In areas where vaccine supplies are affected by temporary power outages, this guidance may be helpful:

  • Take immediate action to correct improper vaccine storage conditions, including inappropriate exposure to light and inappropriate exposure to storage temperatures outside the recommended ranges. Isolate the affected vaccine, mark them "DO NOT USE", and store under appropriate conditions in a properly functioning vaccine storage unit. Do not allow the vaccine to remain in a nonfunctioning unit. Document actions taken on the temperature log. Call the NCIP at 877-873-6247 to report any out of range temperatures.
  • Most refrigerated vaccines are relatively stable at room temperature for limited periods of time. The vaccines of most concern are MMR and Varivax, which are sensitive to elevated temperatures.
  • Monitor temperatures; don't discard; don't administer affected vaccines until you have discussed with North Carolina Immunization Program.

If the power outage is on-going:

  1. Continue to monitor temperatures if possible. Do not open units to check temperatures during the power outage. Instead, record the temperature as soon as possible after the power is restored, and the duration of the outage. This will provide data on the maximum temperature and maximum duration of exposures to elevated temperatures.
  2. If alternative storage with reliable power sources are available (i.e., hospital with generator power), transfer to that facility can be considered. If transporting vaccine, measure the temperature of the refrigerator(s) and freezer(s) when the vaccines are removed. If possible, transport the vaccine following proper cold chain procedures for storage and handling or try to the record the temperature the vaccine is exposed to during transport.

When power has been restored:

  1. Record the temperature in the unit as soon as possible after power has been restored. Continue to monitor the temperatures until they reach the normal 2 to 8 degrees Celsius range in the refrigerator, or -15 degrees C or less in the freezer. Be sure to record the duration of increased temperature exposure and the maximum temperature observed.
  2. If you are concerned about the exposure or efficacy of any of your vaccine stock, do not administer the vaccine until you have consulted the Immunization Program at 877-873-6247.
  3. Keep exposed vaccine separated from any new product you receive and continue to store at the proper temperature.
  4. Do not discard any potentially exposed vaccine. We will be working with the vaccine manufacturers to determine which vaccines may be viable.

Use these resources to properly store and handle state-supplied vaccine
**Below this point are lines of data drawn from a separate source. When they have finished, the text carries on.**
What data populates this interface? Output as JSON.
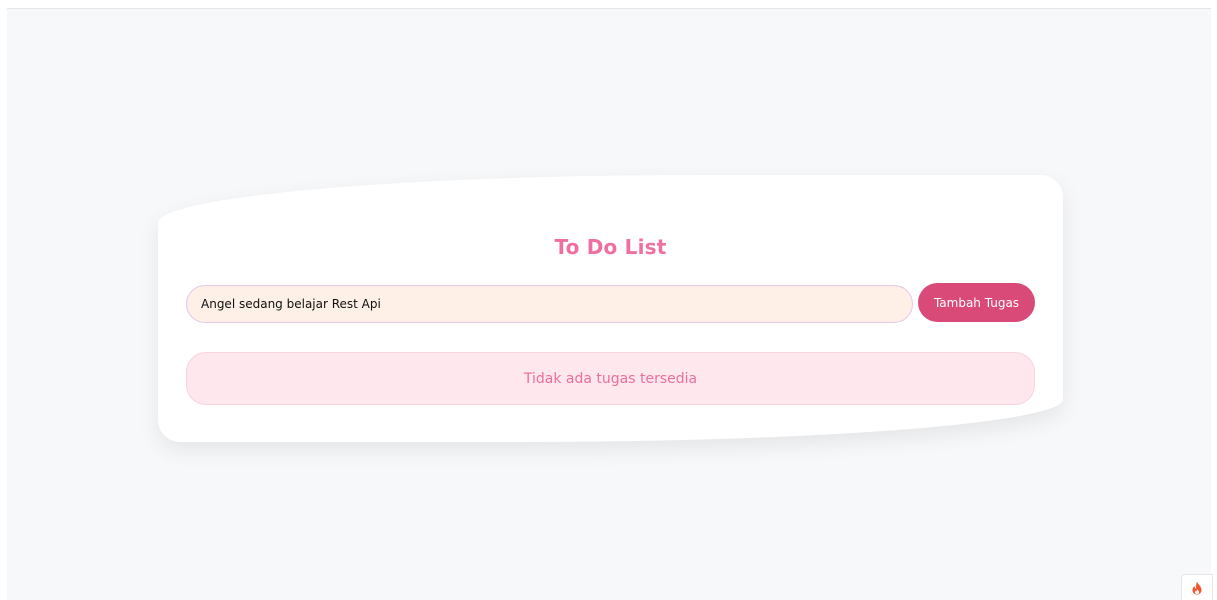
{
  "card": {
    "title": "To Do List",
    "input": {
      "value": "Angel sedang belajar Rest Api",
      "placeholder": ""
    },
    "add_button_label": "Tambah Tugas",
    "empty_message": "Tidak ada tugas tersedia"
  },
  "corner_widget": {
    "icon": "flame-icon"
  },
  "colors": {
    "accent_pink": "#f06fa0",
    "button": "#d94a78",
    "input_bg": "#fef0e6",
    "empty_bg": "#ffe7ee",
    "page_bg": "#f7f8fa",
    "flame": "#f0562c"
  }
}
Note: There has been an adjustment in CDC’s guidance on the Fahrenheit temperature range for storing refrigerated vaccines to align with guidance from the United States Pharmacopeia (USP), a scientific organization that sets federally recognized quality standards for food and drugs.  By adjusting the  Fahrenheit temperature range of 36°F–46°F (previously 35°F–46°F), CDC is ensuring that its Fahrenheit temperature range does not conflict with the package inserts of any routinely recommended vaccines . The Celsius temperature range (2°C–8°C) remains unchanged, as stated in all manufacturer package inserts for routinely recommended vaccines.  The North Carolina Immunization Program has updated all storage forms (including temperature logs) to reflect this change.  Effective immediately, please begin to use this new guidance for storing refrigerated vaccines. Vaccines previously stored at 35°F–46°F does not need to be discarded and CDC does not recommend revaccinating patients who may have received vaccine stored at 35°F. 

Vaccine Management Plans and Best Practices

Temperature Monitoring Tools



Updated: February 01, 2023